(We collected these rose petals from the ones we pulled off, stored them in perforated zip-lock bags, then decorated the ceremony space.)
You can see above how we used floral tape to create grids on the containers to help hold the flowers in place when arranging. I also tucked in a broken Gladiola, as well as some of the tips from the Gladiolas to add depth to the centerpiece.
We used all sorts of copper vessels for our arrangements. We went to thrift shops and bought tea kettles, pitchers, vases, trays, baskets, all made of copper. We even used copper gelatin molds to hold the flowers. Each vessel was fitted with a florist’s oasis which we soaked with water. It was fun to create arrangements in these vessels. We even found a copper Cable Car from San Francisco in which we placed many greens to form a whimsical arrangement for a display table at the venue.
I could not have been happier with the results!
One of the most beautiful compliments I received came from my brother. He told me not to take this the wrong way, but that this work “was amateur.” I gave him a hug and understood instantly, The word, “amateur” comes from the word “to love.” He recognized that this was a labor of love, that the care we were giving every crafted piece reflected our deep love for my daughter and her soon-to-be husband. And, as I had stripped all the roses myself, and snipped the baby’s breath, greens and gladiolas to place in the bins of water in the suite, I had personally touched every single stem that was going to be in my daughter’s wedding! This means so much to me!
As for budget, I think that the cost of the flowers (well-priced!!), and all the extras such as mass quantities of ribbons, the copper wire, the “bling” (I bought copper charms and other items to place one each bouquet so that every attendant would know exactly which was hers), the four large suitcases of supplies I had carried with me on visits to the East Coast, the bins, the copper vessels, everything, and the cost of a hotel suite for 3 days as a work space (still less expensive than a conference room for one day!), all of it, was still significantly less than we would have spent if we had paid a florist to do this work. And most importantly, as I said to one family member when she asked me why I just didn’t hire a florist, I got 100% of what we had envisioned, not 50 or 60 or 70%! And then there’s the personal satisfaction, and the exclamation from the groom-to-be when he walked into the room and said that he knew the flowers would be pretty, but that these were amazing!

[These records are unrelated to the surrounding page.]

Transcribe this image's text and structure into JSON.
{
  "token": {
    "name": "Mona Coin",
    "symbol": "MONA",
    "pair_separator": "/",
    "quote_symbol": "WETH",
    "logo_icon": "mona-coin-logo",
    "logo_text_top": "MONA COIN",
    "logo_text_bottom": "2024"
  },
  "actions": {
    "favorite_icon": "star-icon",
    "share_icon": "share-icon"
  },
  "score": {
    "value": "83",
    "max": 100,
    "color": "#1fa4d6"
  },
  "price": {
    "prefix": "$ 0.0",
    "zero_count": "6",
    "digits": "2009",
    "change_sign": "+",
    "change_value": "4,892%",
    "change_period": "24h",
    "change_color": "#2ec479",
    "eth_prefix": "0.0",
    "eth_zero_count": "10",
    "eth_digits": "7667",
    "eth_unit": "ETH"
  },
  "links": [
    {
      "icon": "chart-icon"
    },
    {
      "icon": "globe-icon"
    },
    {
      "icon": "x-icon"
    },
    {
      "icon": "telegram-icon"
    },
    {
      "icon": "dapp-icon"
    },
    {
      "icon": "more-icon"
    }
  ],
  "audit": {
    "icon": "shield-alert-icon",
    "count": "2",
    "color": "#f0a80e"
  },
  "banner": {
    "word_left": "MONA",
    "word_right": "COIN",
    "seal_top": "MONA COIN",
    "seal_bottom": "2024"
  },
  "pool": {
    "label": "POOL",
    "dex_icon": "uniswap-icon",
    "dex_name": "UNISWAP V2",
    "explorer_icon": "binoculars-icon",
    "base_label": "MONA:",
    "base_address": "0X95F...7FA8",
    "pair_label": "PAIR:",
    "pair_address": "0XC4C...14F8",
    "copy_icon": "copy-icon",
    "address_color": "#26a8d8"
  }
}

A special Thank You to Kathy Galgano for sharing her story, filled with tips and tricks. Head to FiftyFlowers to check out our wholesale flowers, watch our instructional videos, or to use our live chat!